Normal vision encompasses more than good eyesight. Some people find that although they can see perfectly clearly, there are specific patterns that cause visual disturbance and discomfort.1 The solution is tinted lenses – colour filters which reduce perceptual discomfort and provide relief from symptoms.2 Our Adelaide practice is equipped with a colorimeter that can assess what tint is best suited to reduce your symptoms. If you suspect you would benefit from tinted lenses, book an appointment or contact us today.
'Pattern glare' is a collection of symptoms which often result in visual stress (Meares-Irlen Syndrome).3 It can become noticeable during tasks which involve looking at repetitive intermittent black and white lines. The most common of these scenarios is reading.
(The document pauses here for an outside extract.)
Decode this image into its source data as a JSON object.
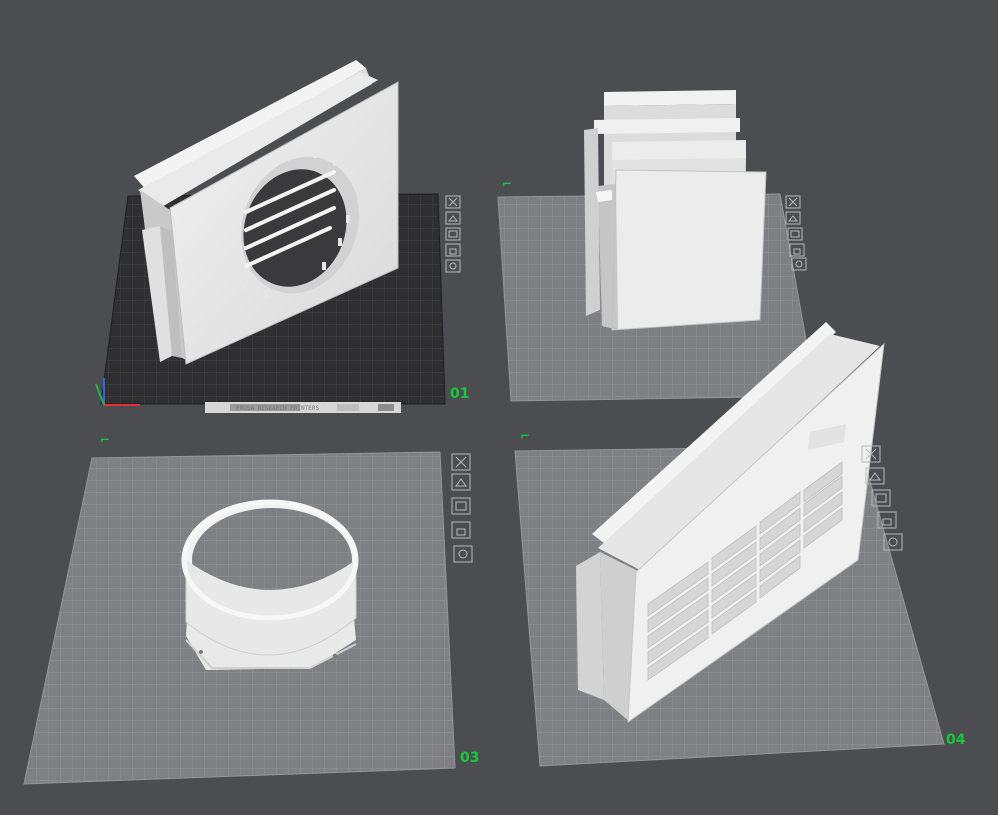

Pattern glare is caused when repetitive striped patterns hyperexcite the visual cortex of the brain. It can be tested for using the Pattern Glare Test, which involves presenting the patient with three different pattern on a piece of card. Of these three patterns, the first has spatial frequency that is too low to produce symptoms, and the last has a spatial frequency that is too high. The second pattern has a spatial frequency of 2-5 cycles per degree visual angle, at which each stripe subtends about 10 minutes of arc.
CAPTION: Image courtesy of Cerium Visual Technologies
The most obvious symptoms of pattern glare are eye strain, headaches, and light sensitivity.4 Pattern glare is particularly obvious when reading. Some symptoms that may arise during this activity include:
When projected on a white page with black text, certain wavelengths of light help to reduce symptoms provoked by pattern glare. The retinal image processed by the brain is more easily interpreted when there is a change in colour composition of the background on which the text is overlaid. The exact colour that best achieves this effect changes from person to person, which is why it’s important for patients with pattern glare to undergo colorimetry assessment. Once this optimal colour has been discovered, lenses for spectacles can be made with this tint to reduce eye strain and visual discomfort.5,6
Pattern glare often occurs without associated health conditions, although it can arise with concussion, epilepsy and dyslexia.7,8,9 It is important to see an optometrist if you believe you experience pattern glare, both as a step towards management of symptoms and also to affirm your overall well-being.